Law No. 4982 of October 9, 2003, on Access to Information came into effect on April 24, 2004. Under this law, citizens, legal persons, non-citizens and foreign corporations have a right of access to information. However, many public records are not included in the scope of this law, with exceptions for state secrets (confidential information), intelligence, items deemed in the national interest, the privacy of individual life and the privacy of communication. Almost all public offices have a unit to deal with information requests, which can be made in person or electronically. The number of applications made within the scope of Law No. 4982 has increased gradually, but stabilized during last three years. According to the Annual Report 2009 on Access to Information, a total of 1,091,589 applications were received by public institutions, including the presidency, ministries and municipalities. Of these, 947,637 resulted in the requested information being provided, and 84,723 were rejected on various grounds. Appeals can be made to a board of review that consists of nine senior public servants with some legal background. The board deals with national security and state economic interest issues. As with other administrative decisions, appeals can subsequently be made to the administrative court. Recently the 11th Administrative Court of Ankara annulled a decision of the board in favor of the applicant (the Chamber of Agricultural Engineers).

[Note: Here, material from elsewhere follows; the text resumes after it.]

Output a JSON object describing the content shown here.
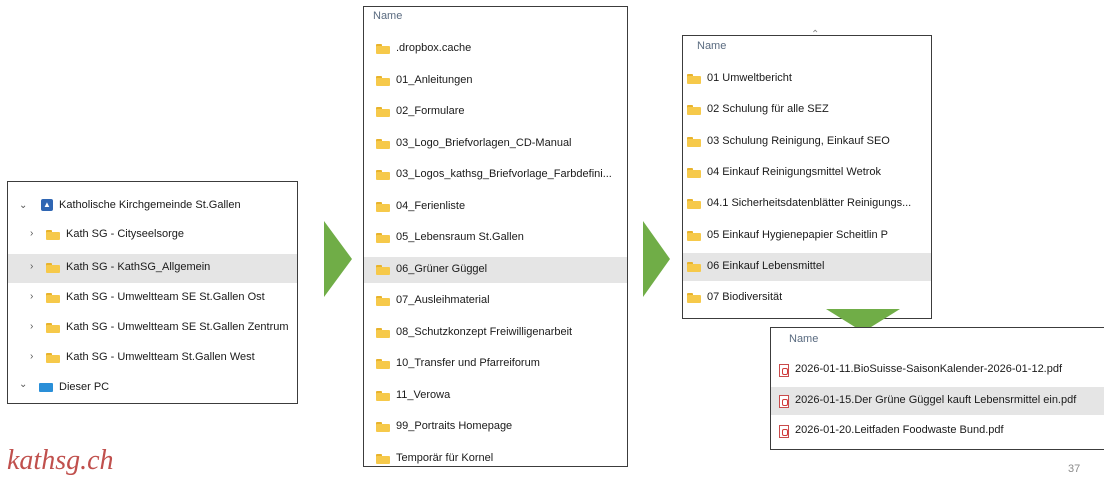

In short, despite the legal regulation, the use of the right of access to information is not widespread, due mainly to the citizens’ lack of information on the subject, restrictions on the right itself, and ineffective appeal mechanisms.
Freedom of Information Around the World 2006, A Global Survey of Access to Government Information Laws, http://www.freedominfo.org/wp-conte nt/uploads/documents/global_survey2 006.pdf (accessed July 26, 2010).